Frazer Harrison
Frazer Harrison

For Wu-Tang Clan fans, a recent profile of RZA in the New York Times is a must read. The article focuses on Bobby Digital's new film, The Man With the Iron Fists, but also delves into other issues as well, including RZA's reaction to his incredible success in the early- and mid-90s and a possible Wu reunion. Here are five things we learned.

RZA had a very healthy ego in the 1990s:  "I thought I was the greatest thing on earth," RZA said. "And you couldn’t say that I wasn’t. I wouldn’t take no for an answer."

He turned down $500,000 for the distribution rights to a Bobby Digital movie, which he spent $400,000 filming: Among the projects from that period that he says he couldn’t resist was a film that he directed, starred in and paid for ($400,000) based on his superhero alter ego, Bobby Digital. RZA said that one studio offered him about $250,000 to distribute the movie, and another $500,000, but he had his heart set on $1 million. 

"At this time, I think I was more conceited," he said as he sampled from plates of red velvet waffles, onion rings and a vegetarian Reuben sandwich. "I’m not going to take no 250, 500 grand from nobody, during this bloom of my life. I played hardball and the deal walked away."

He was once the house guest of Hostel director Eli Roth's parents: In 2006, RZA found an ally in the horror filmmaker Eli Roth ("Hostel," "Cabin Fever") when the two were briefly stranded in snowy Boston after returning from an Icelandic film festival hosted by Quentin Tarantino. Mr. Roth’s parents, who lived in the Boston area, took RZA in for the night. From that point on, RZA said he and Mr. Roth were 'hangout buddies.'"

Russell Crowe calls RZA "Bobby Diggs" and considers him a friend: "As friends, we talk," Mr. Crowe (who appeared with RZA in American Gangster and The Next Three Days) wrote in an e-mail. "It is no effort for me to give a friend advice. Film has many gods and you have to understand, as a director, you will be required to please and appease them all."

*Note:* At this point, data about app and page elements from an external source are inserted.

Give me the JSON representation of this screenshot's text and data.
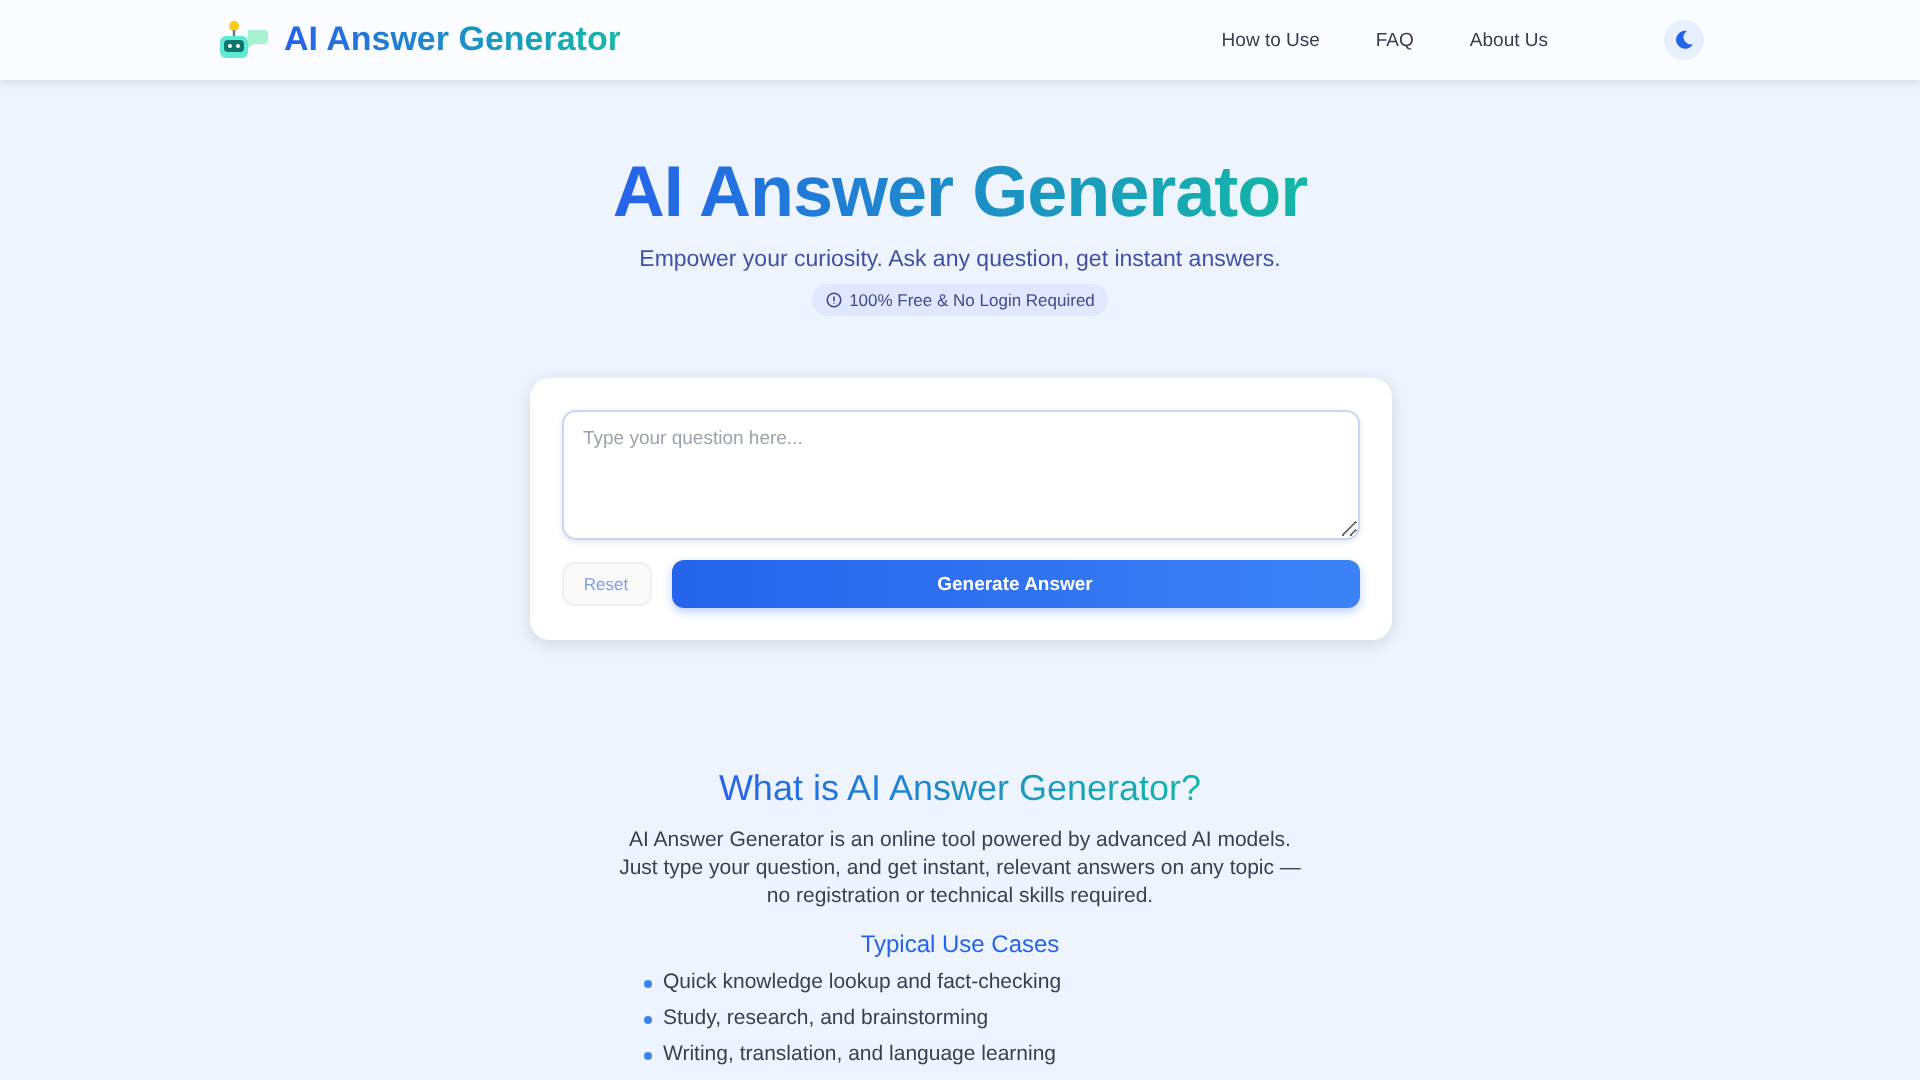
{
  "header": {
    "brand": "AI Answer Generator",
    "nav": [
      "How to Use",
      "FAQ",
      "About Us"
    ]
  },
  "hero": {
    "title": "AI Answer Generator",
    "subtitle": "Empower your curiosity. Ask any question, get instant answers.",
    "badge": "100% Free & No Login Required"
  },
  "form": {
    "placeholder": "Type your question here...",
    "reset": "Reset",
    "submit": "Generate Answer"
  },
  "about": {
    "heading": "What is AI Answer Generator?",
    "text": "AI Answer Generator is an online tool powered by advanced AI models. Just type your question, and get instant, relevant answers on any topic — no registration or technical skills required.",
    "use_cases_heading": "Typical Use Cases",
    "use_cases": [
      "Quick knowledge lookup and fact-checking",
      "Study, research, and brainstorming",
      "Writing, translation, and language learning"
    ]
  }
}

That said, Mr. Crowe wrote that he wanted to make the film "because I believe in Bobby Diggs," and because he had given him his word that "as a brother that I would turn up when he needed me to."

In a follow-up email, RZA also said the Wu-Tang Clan reunion is dependent on him having complete control: A lot of people don’t know this about Wu-Tang, it started from a focused mind… They agreed, to me, to be a dictator for five years. And in those five years, it’s considered some of our best work. The work continued on, with Wu-Tang Forever, but that was the first democratic album. And then after that, it kept getting more and more – "Well, it’s your album, what do you want to do? You want to hire P. Diddy? Whatever you want to do, help yourself. It’s your [thing]." When before it was like, “No, no – it’s what I say." But I would say, if we get one more shot of me being completely trusted as the driver of the ship, I think we could give the world one more record, maybe.

Be sure to check out RZA's duet with the Black Keys from The Man With the Iron Fists soundtrack, a song that Fuse exclusively premiered last week.